One such field is health care, where foreign workers have been especially crucial for providing care in rural and underserved areas where recruiting American doctors, dentists and other health professionals can be tough.
As many as 1 in 4 physicians are foreign-trained. And according to the American Immigration Council, they are much more likely than their American counterparts to serve in areas with higher poverty and lower educational levels. For instance, says the Council, foreign doctors account for about 43 percent of the physicians practicing in areas with per capita income of $15,000 or less.
Many of these doctors begin their practice in the United States through the H-1B program, which can later become the gateway to a green card and, eventually, to citizenship. In 2016, according to an analysis published by the Journal of the American Medical Association (JAMA), more than 2,100 hospitals and other providers were approved to fill roughly 10,500 physician slots with H-1B workers.
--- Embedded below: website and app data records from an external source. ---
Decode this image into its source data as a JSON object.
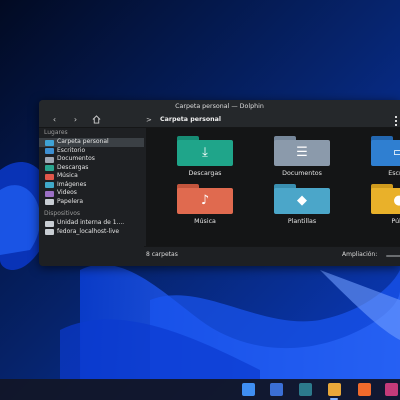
{
  "window": {
    "title": "Carpeta personal — Dolphin"
  },
  "toolbar": {
    "back_icon": "chevron-left-icon",
    "forward_icon": "chevron-right-icon",
    "home_icon": "home-icon",
    "breadcrumb_separator": ">",
    "breadcrumb": "Carpeta personal"
  },
  "sidebar": {
    "places_heading": "Lugares",
    "places": [
      {
        "label": "Carpeta personal",
        "icon": "home-folder-icon",
        "color": "#3fa3d6",
        "active": true
      },
      {
        "label": "Escritorio",
        "icon": "desktop-icon",
        "color": "#3d8fd1"
      },
      {
        "label": "Documentos",
        "icon": "documents-icon",
        "color": "#a0a8b4"
      },
      {
        "label": "Descargas",
        "icon": "downloads-icon",
        "color": "#2aa58f"
      },
      {
        "label": "Música",
        "icon": "music-icon",
        "color": "#e0574a"
      },
      {
        "label": "Imágenes",
        "icon": "pictures-icon",
        "color": "#40a9c9"
      },
      {
        "label": "Videos",
        "icon": "videos-icon",
        "color": "#9b6fc4"
      },
      {
        "label": "Papelera",
        "icon": "trash-icon",
        "color": "#c9ced4"
      }
    ],
    "devices_heading": "Dispositivos",
    "devices": [
      {
        "label": "Unidad interna de 1....",
        "icon": "drive-icon",
        "color": "#c9ced4"
      },
      {
        "label": "fedora_localhost-live",
        "icon": "drive-icon",
        "color": "#c9ced4"
      }
    ]
  },
  "files": [
    {
      "label": "Descargas",
      "icon": "download-arrow-icon",
      "glyph": "⤓",
      "color": "#1fa58a",
      "tab": "#178c74"
    },
    {
      "label": "Documentos",
      "icon": "document-lines-icon",
      "glyph": "☰",
      "color": "#8b9aab",
      "tab": "#76879a"
    },
    {
      "label": "Escrito",
      "icon": "desktop-icon",
      "glyph": "▭",
      "color": "#2f7fd1",
      "tab": "#2367b0"
    },
    {
      "label": "Música",
      "icon": "music-note-icon",
      "glyph": "♪",
      "color": "#e06a4f",
      "tab": "#c3553d"
    },
    {
      "label": "Plantillas",
      "icon": "template-cube-icon",
      "glyph": "◆",
      "color": "#4ba6c9",
      "tab": "#3a8fb0"
    },
    {
      "label": "Públi",
      "icon": "person-icon",
      "glyph": "●",
      "color": "#e9b12a",
      "tab": "#cf9a1d"
    }
  ],
  "status": {
    "count_text": "8 carpetas",
    "zoom_label": "Ampliación:",
    "zoom_level": 0.6
  },
  "taskbar": {
    "apps": [
      {
        "icon": "start-menu-icon",
        "color": "#3f8ef2"
      },
      {
        "icon": "discover-icon",
        "color": "#3b6fd6"
      },
      {
        "icon": "system-settings-icon",
        "color": "#2c7a8c"
      },
      {
        "icon": "dolphin-folder-icon",
        "color": "#e8a73a",
        "active": true
      },
      {
        "icon": "firefox-icon",
        "color": "#f06a2c"
      },
      {
        "icon": "app-icon",
        "color": "#c43b7a"
      }
    ]
  }
}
Among the states with the highest share of H-1B applicants were North Dakota – where 4.7% of doctors are H-1B applicants –along with Michigan, Illinois, New York and Ohio, as well as Nebraska, West Virginia, Iowa and Maine. Courtney Koebele, executive director of the North Dakota Medical Association, told The New York Times that these doctors “are vitally important to our state.”
Of particular importance to rural areas is the so-called “Conrad 30 Waiver Program,” named after former North Dakota Sen. Kent Conrad, which waives a requirement that doctors finishing their medical training in the United States return home for two years before they can apply to work in America. Under this program, each state’s health department can petition for H-1B status for up to 30 foreign doctors a year, provided the physicians agree to work in medical shortage area for three years. Since 1994, the program has helped bring more than 15,000 doctors to underserved communities, according to the American Medical Association.
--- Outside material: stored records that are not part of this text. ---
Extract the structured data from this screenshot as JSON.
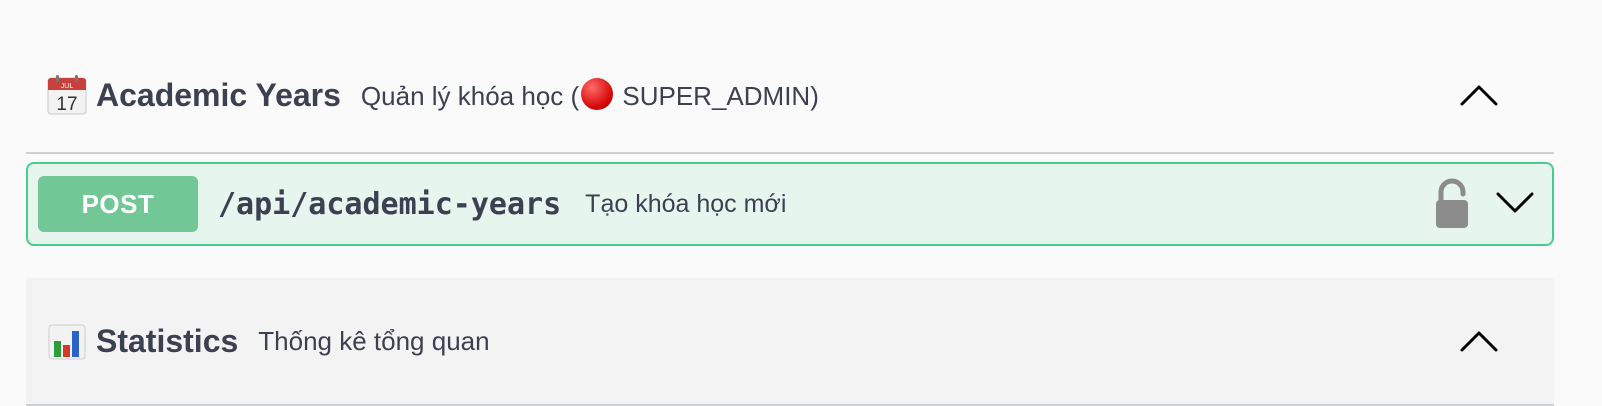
{
  "tags": [
    {
      "emoji": "calendar-icon",
      "calendar_month": "JUL",
      "calendar_day": "17",
      "title": "Academic Years",
      "description_prefix": "Quản lý khóa học (",
      "description_marker": "red-circle-icon",
      "description_suffix": " SUPER_ADMIN)",
      "expanded": true
    },
    {
      "emoji": "bar-chart-icon",
      "title": "Statistics",
      "description": "Thống kê tổng quan",
      "expanded": true
    }
  ],
  "operation": {
    "method": "POST",
    "path": "/api/academic-years",
    "summary": "Tạo khóa học mới",
    "method_color": "#49cc90",
    "lock_icon": "unlocked-lock-icon",
    "chevron_icon": "chevron-down-icon"
  },
  "colors": {
    "text": "#3b4151",
    "post_accent": "#49cc90",
    "background": "#fafafa"
  }
}
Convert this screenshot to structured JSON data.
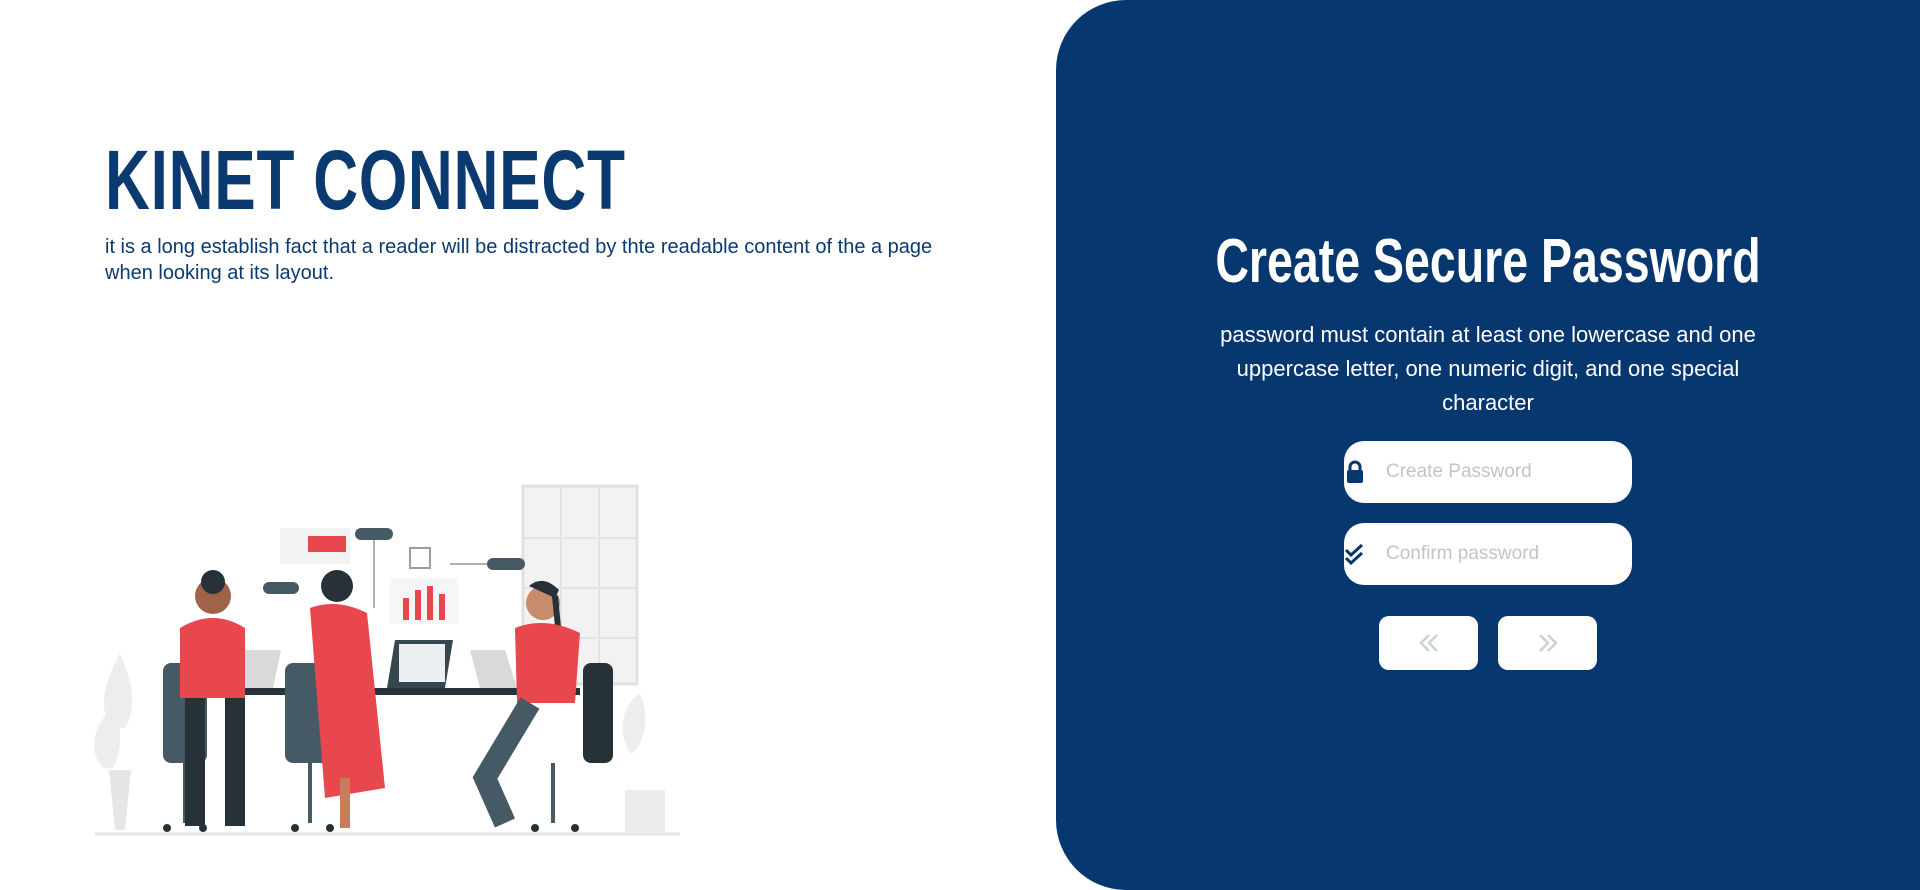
{
  "brand": {
    "title": "KINET CONNECT"
  },
  "intro": {
    "text": "it is a long establish fact that a reader will be distracted by thte readable content of the a page when looking at its layout."
  },
  "form": {
    "title": "Create Secure Password",
    "subtitle": "password must contain at least one lowercase and one uppercase letter, one numeric digit, and one special character",
    "password": {
      "placeholder": "Create Password",
      "value": "",
      "icon": "lock-icon"
    },
    "confirm": {
      "placeholder": "Confirm password",
      "value": "",
      "icon": "double-check-icon"
    },
    "prev": {
      "icon": "double-chevron-left-icon"
    },
    "next": {
      "icon": "double-chevron-right-icon"
    }
  },
  "colors": {
    "primary": "#07376f",
    "accent": "#e8474e",
    "text_on_primary": "#ffffff"
  }
}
Another need foreign professionals fill is in dentistry, where shortages can be even more acute. For instance, the national dental chain Kool Smiles, which specializes in operating clinics in low-income and rural areas, says that roughly 10 percent of its 500 dentists are in “some sort of immigration status,” according to company official Dave King, including H-1B as well as in the process for other visas or a green card.
Among these dentists is Venezuelan native Orlando Abreu Fuerte, who works in two clinics in rural Virginia. Abreu said he sees 400 to 500 patients a month, some of whom drive from two hours away. “No one wants this job in a rural area,” said Abreu. Moreover, “other dentists are not interested in Medicaid patients,” he said. “I have patients who are three years old with cavities and abscesses and infections.”
While doctors and dentists like Abreu help fill a vital need, there are still not enough of them to meet the demand for skilled professionals. Since 2005, the H-1B program has been capped at 65,000 visas, plus an additional 20,000 for foreign students pursuing advanced degrees. Last year, USCIS reached its 2018 cap on April 7, 2017, just four days after it began accepting H-1B petitions on April 3. All told, the agency fielded a total of roughly 199,000 applications.
Shortly after the 2016 election, newly-elected President Donald Trump ordered a top-to-bottom review of the H-1B program as part of his “Buy American, Hire American” executive order. Since then, the Department of Homeland Security has been considering regulatory changes to restrict the program and make it harder for U.S. companies to apply for H-1B workers.
While the intent of these potential restrictions is to protect American workers’ access to job opportunities, the needs of other Americans – particularly in rural and low-income areas – might end up going unmet.
“Key Facts About the U.S. H-1B Visa Program,” Pew Research Center, April 27, 2017.
“Nonimmigrant (Temporary) Admissions to the United States: Policy and Trends,” Congressional Research Service, Dec. 8, 2017.
H-1B Program Overview and Fact Sheets, U.S. Department of Labor.
Anne Kim is a contributing editor to Washington Monthly and the author of Abandoned: America’s Lost Youth and the Crisis of Disconnection, forthcoming in 2020 from the New Press. Her writings on economic opportunity, social policy, and higher education have appeared in numerous national outlets, including the Washington Monthly, the Washington Post, Governing and Atlantic.com, among others. She is a veteran of the think tanks the Progressive Policy Institute and Third Way as well as of Capitol Hill, where she worked for Rep. Jim Cooper (D-TN). Anne has a law degree from Duke University and a bachelor’s in journalism from the University of Missouri-Columbia.